“The material is biocompatible, FDA-approved and harmless to the skin. And, unlike many other antimicrobial alternatives, it does not release volatiles or molecules into the air. We’ve had its certificates for effectiveness against bacteria and coronavirus certified.”
Over at Mankiewicz, Andreas Ossenkopf recognises two important aspects to whole cabin hygiene and passenger well-being: “The first is ‘real’ hygiene, the second ‘perceived’ hygiene.” Coatings with active antimicrobial additives contribute to real hygiene, but the appearance of being hygienic also plays an important role, notes Ossenkopf.
“Does the cabin have a smell? Do its surfaces look dirty or scruffy? Are there stubborn stains on the tray table?

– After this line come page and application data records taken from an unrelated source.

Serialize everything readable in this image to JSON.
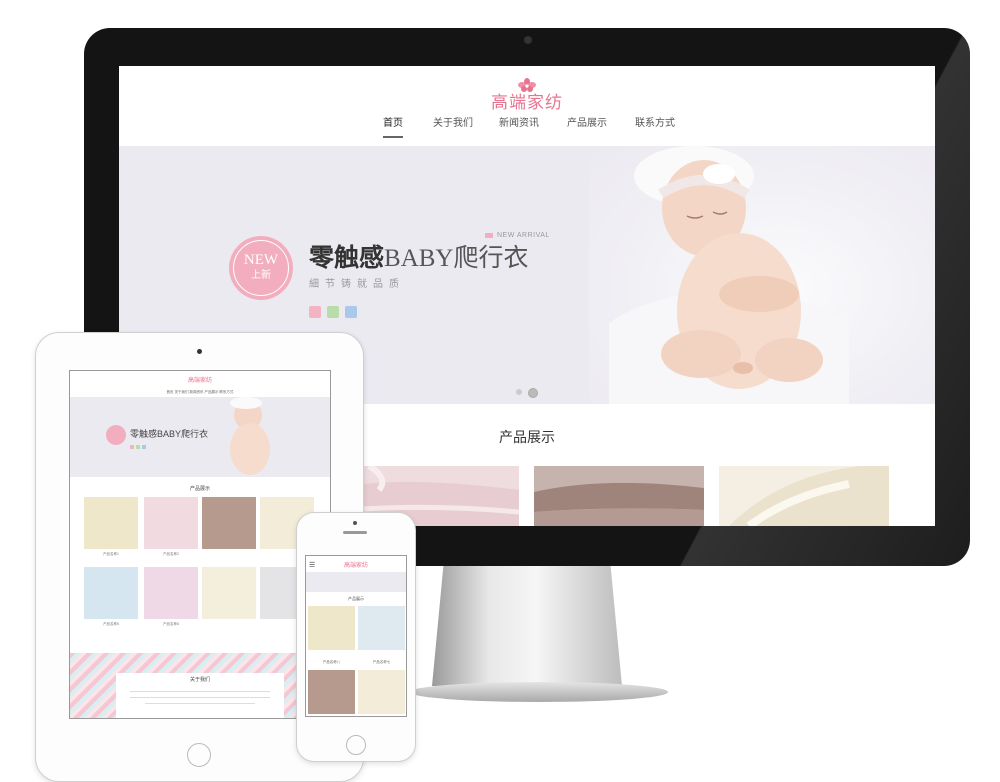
{
  "desktop": {
    "logo": "高端家纺",
    "nav": [
      "首页",
      "关于我们",
      "新闻资讯",
      "产品展示",
      "联系方式"
    ],
    "banner": {
      "badge_top": "NEW",
      "badge_bottom": "上新",
      "arrival": "NEW ARRIVAL",
      "headline_bold": "零触感",
      "headline_light": "BABY爬行衣",
      "tagline": "細节铸就品质",
      "swatch_colors": [
        "#f2b3c2",
        "#b9dca8",
        "#a9c8ea"
      ]
    },
    "section_title": "产品展示"
  },
  "tablet": {
    "logo": "高端家纺",
    "nav": "首页    关于我们    新闻资讯    产品展示    联系方式",
    "headline": "零触感BABY爬行衣",
    "section_title": "产品展示",
    "captions": [
      "产品名称1",
      "产品名称2",
      "",
      "",
      "产品名称5",
      "产品名称6",
      "",
      ""
    ],
    "about_title": "关于我们"
  },
  "phone": {
    "menu": "☰",
    "logo": "高端家纺",
    "section_title": "产品展示",
    "captions": [
      "产品名称八",
      "产品名称七"
    ]
  },
  "colors": {
    "brand_pink": "#e7738f",
    "badge_pink": "#f2aebe",
    "banner_bg": "#eceaf1"
  }
}
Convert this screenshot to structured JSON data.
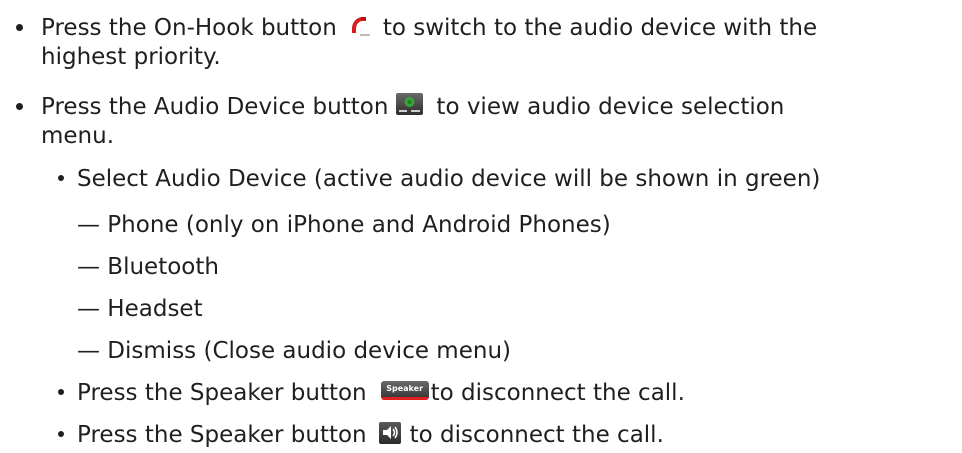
{
  "items": [
    {
      "before": "Press the On-Hook button",
      "icon": "on-hook-phone-icon",
      "after": "to switch to the audio device with the",
      "continuation": "highest priority."
    },
    {
      "before": "Press the Audio Device button",
      "icon": "audio-device-icon",
      "after": "to view audio device selection",
      "continuation": "menu."
    }
  ],
  "select_heading": "Select Audio Device (active audio device will be shown in green)",
  "devices": [
    "— Phone (only on iPhone and Android Phones)",
    "— Bluetooth",
    "— Headset",
    "— Dismiss (Close audio device menu)"
  ],
  "speaker_items": [
    {
      "before": "Press the Speaker button",
      "icon": "speaker-label-button-icon",
      "icon_label": "Speaker",
      "after": "to disconnect the call."
    },
    {
      "before": "Press the Speaker button",
      "icon": "speaker-volume-icon",
      "after": "to disconnect the call."
    }
  ],
  "colors": {
    "text": "#1f1f1f",
    "onhook_red": "#d81e1e",
    "audio_green": "#3aa33a",
    "speaker_red_bar": "#e02020"
  }
}
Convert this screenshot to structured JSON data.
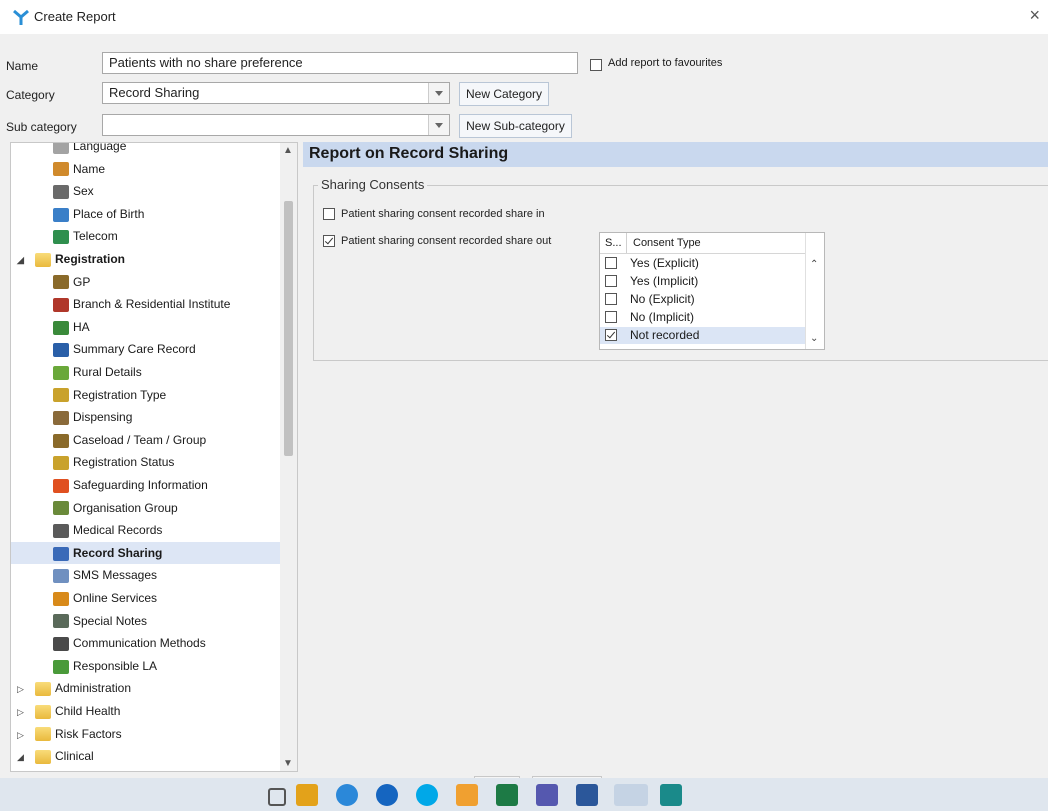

If ‘yes’ is the answer to any of these questions, the passenger will undoubtedly perceive the cabin as dirty and unhygienic.
“This is why it is essential that painted surfaces are extremely durable and easy to clean. The agents used are highly effective against microorganisms and dirt, but also act aggressively towards painted surfaces. We’ve therefore always placed considerable importance on chemical resistance when developing products. Mankiewicz FST cabin interior paints are highly resistant to chemicals and remain in use for such a long time.”
With enhanced ambience in mind, Sherwin-Williams Aerospace recently introduced Jet Suede, a two-component urethane topcoat that looks and feels good. It delivers a textured surface that’s easily cleaned and is a cost-efficient alternative to leather and fabrics.
Voisin comments: “The product sits alongside JetFlex Elite, which offers colours responsive to LED lighting. These coatings create a subtle glow with highlights and coloured shadows not seen with other coatings.”
Ambience is key to comfort
The outlook is similar at AkzoNobel, where John Griffin says: “Cabin ambience is key to passengers’ comfort and trust. We’ve done a lot of work on colours, but lighting and painted surfaces also have a key role in enhancing light diffusion.
“We’ve developed a new-generation paint range with a very smooth texture; it’s been adopted by many OEMs as their standard finish. Meanwhile, our Intura soft-touch films provide a luxurious feel while still meeting stringent requirements for flame retardance, cleanability and chemical resistance.”
Given its slightly different portfolio, Adhetec approaches cabin ambience from another angle, but one nonetheless based, according to Nathalie Kujawa, on the belief that passenger experience begins with feeling good. “It’s the feelings you have on a journey that make you want to travel again. Of course, Covid-19 has changed how we travel, and our perception of hygiene, yet it is possible to combine a design promoting a favourable ambience with safety.
“On that basis, we’re adding Adheskin decorative foil to our laminate range. It uses Pylote’s antimicrobial technology and satisfies requirements for aesthetics, personalisation, design versatility and safety.”
Kujawa hints at the changing expectations of an emerging market where the traditional values of passenger experience remain, but with the critical addition of enhanced hygiene. AkzoNobel is observing a similar trend and is also not alone in subjecting existing products to enhanced testing in light of Covid-19.
“Since March, our liquid cabin range has been laboratory tested under harsher conditions than normal,” asserts Griffin.
Looking ahead, he echoes the industry’s sentiment. “The OEMs and equipment manufacturers are expecting a lot. In the short term this means coated surfaces will have to resist regular cleaning, retaining their appearance.
“In the medium term, it is probable that all cabin surfaces will need to demonstrate enhanced ‘hygiene performance’, but the new materials and additives required to achieve this will need to be qualified to aviation requirements and that will take time.”